The small crowd watched Clay and paid no attention to a thickset, powerfully built man working the speed bag. He was Willie Pastrano, the light-heavyweight champion of the world. He came away from the bag, stripped off the small punching gloves and looked up at Clay, who was having his face mopped dry by a solicitous Budini.
"He don't look so good, does he?" Pastrano said. "But, man, he is a deceiving fighter. I never forget the first time I see him. I was fighting a man named Johnny Holman in Louisville back in—was it '57 or '58?" He thought a moment.
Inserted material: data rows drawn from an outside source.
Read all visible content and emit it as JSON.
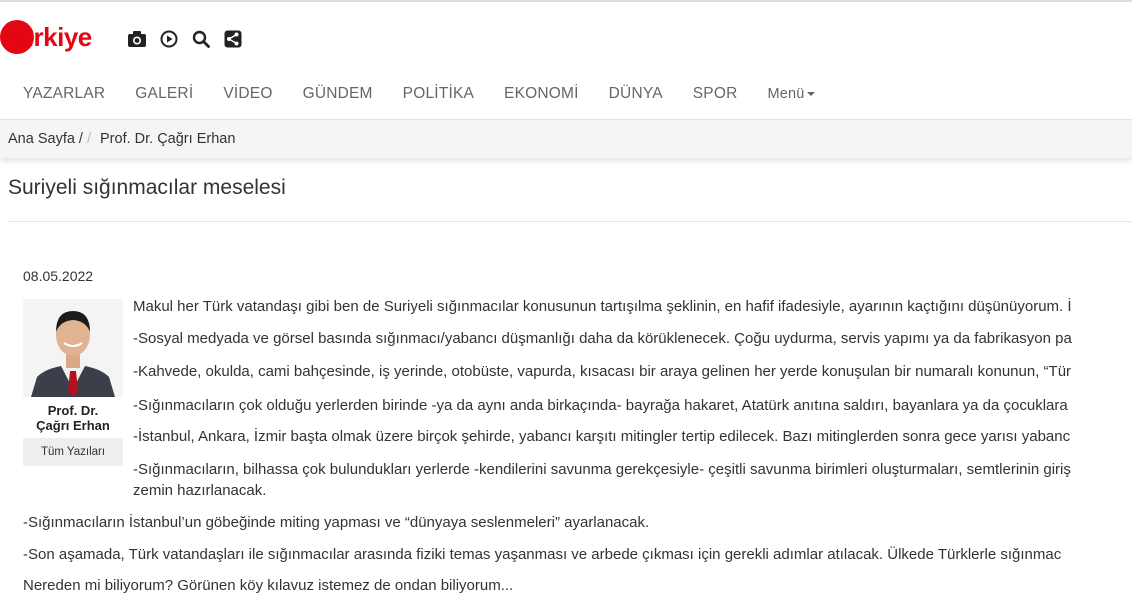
{
  "header": {
    "logo_text": "türkiye",
    "icons": [
      "camera-icon",
      "play-icon",
      "search-icon",
      "share-icon"
    ]
  },
  "nav": {
    "items": [
      "YAZARLAR",
      "GALERİ",
      "VİDEO",
      "GÜNDEM",
      "POLİTİKA",
      "EKONOMİ",
      "DÜNYA",
      "SPOR"
    ],
    "menu_label": "Menü"
  },
  "breadcrumb": {
    "home": "Ana Sayfa /",
    "current": "Prof. Dr. Çağrı Erhan"
  },
  "article": {
    "title": "Suriyeli sığınmacılar meselesi",
    "date": "08.05.2022",
    "author_line1": "Prof. Dr.",
    "author_line2": "Çağrı Erhan",
    "all_posts_label": "Tüm Yazıları",
    "paragraphs": [
      "Makul her Türk vatandaşı gibi ben de Suriyeli sığınmacılar konusunun tartışılma şeklinin, en hafif ifadesiyle, ayarının kaçtığını düşünüyorum. İ",
      "-Sosyal medyada ve görsel basında sığınmacı/yabancı düşmanlığı daha da körüklenecek. Çoğu uydurma, servis yapımı ya da fabrikasyon pa",
      "-Kahvede, okulda, cami bahçesinde, iş yerinde, otobüste, vapurda, kısacası bir araya gelinen her yerde konuşulan bir numaralı konunun, “Tür",
      "-Sığınmacıların çok olduğu yerlerden birinde -ya da aynı anda birkaçında- bayrağa hakaret, Atatürk anıtına saldırı, bayanlara ya da çocuklara",
      "-İstanbul, Ankara, İzmir başta olmak üzere birçok şehirde, yabancı karşıtı mitingler tertip edilecek. Bazı mitinglerden sonra gece yarısı yabanc",
      "-Sığınmacıların, bilhassa çok bulundukları yerlerde -kendilerini savunma gerekçesiyle- çeşitli savunma birimleri oluşturmaları, semtlerinin giriş",
      "zemin hazırlanacak.",
      "-Sığınmacıların İstanbul’un göbeğinde miting yapması ve “dünyaya seslenmeleri” ayarlanacak.",
      "-Son aşamada, Türk vatandaşları ile sığınmacılar arasında fiziki temas yaşanması ve arbede çıkması için gerekli adımlar atılacak. Ülkede Türklerle sığınmac",
      "Nereden mi biliyorum? Görünen köy kılavuz istemez de ondan biliyorum..."
    ]
  },
  "colors": {
    "brand_red": "#e30613",
    "breadcrumb_bg": "#f5f5f5",
    "nav_text": "#666666"
  }
}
He has a wide, handsome face, and the accent of New Orleans, which is a combination of Brooklyn and the deep South.
"It was '57," he said. "So this cat, he is 15 and fighting amateur, and he calls up Angelo and says he is going to be the Olympic heavyweight champion and he would like to go a little with me. So he did and he put me down. He put me down real bad. Two times I spar with him and he puts me down bad each time. Guts. All guts. Don't hit too hard then—he's maybe two, three inches shorter and 40 pounds lighter than he is now—but a very irritating man and he hit me many times. I didn't like being put down by an amateur."
"You mean he knocked you down?" someone asked.
"No, man," Pastrano said. "He didn't knock me down. He made me look bad. He put me down. He don't look so good from outside the ring, but when he's up there in front of you he throws them long jabs. They come out so easy and so fast. Pop, pop, pop. Don't look like it's any effort for him. Makes me glad I ain't a heavyweight."
Through working out, Clay went back into the shabby dressing room and showered, then lay down on a rubbing table in a small room the size of three telephone booths while Luis Sarria, a coal-black Cuban, worked him over, the old fingers dry and stiff as charcoal sticks but curiously tender.
"You may have noticed me fighting flatfooted," Clay said. "Who knows? Maybe this fight is going to go 13 rounds or so. Maybe I won't be able to move all the time. Maybe I have to save something." Apparently he had forgotten that he had predicted he would knock Liston out in five rounds.
Clay lives with 10 members of his entourage and three cooks in a big house in northwest Miami. Later, at the house, he said, "Has there ever been anything like this? This championship? All these people comin' to see it? I been talking and saying things and building up and now I'm getting nervous. I worked hard and talked fast and now I got what I wanted. Think of all them planeloads of pretty foxes flying in to see me. Now the time has come for training and fighting."
The next day he took off from training, but the day was not wasted. He gathered his cohorts and repaired to Surfside, where he stood outside Liston's training quarters and put on much the same show he stages at the Fifth Street Gym. He and Budini howled, "Float like a butterfly, sting like a bee," and roared, and Cassius made a dramatic attempt to break loose and go up to the second-floor auditorium where Liston was working. He was restrained—easily—before being persuaded by the courteous and long-suffering Surfside police to leave.
Upstairs, Liston went stoically about his training.
"This boy is getting under his skin," Angelo Dundee had said earlier. "It bugs Liston, all these things he does." If Dundee is right, Liston hides his pique well. Leotis Martin, a reed-thin light heavy who has the painful job of sparring with Sonny every day, says, "He's not mad at people the way he used to be. He doesn't try to kill us every day."
Said Liston, "Clay needs a lesson in manners. Maybe I can help him by beating his brains out. If I can, who am I to stand in the way of progress?"
It may be progress, but it seems a shame.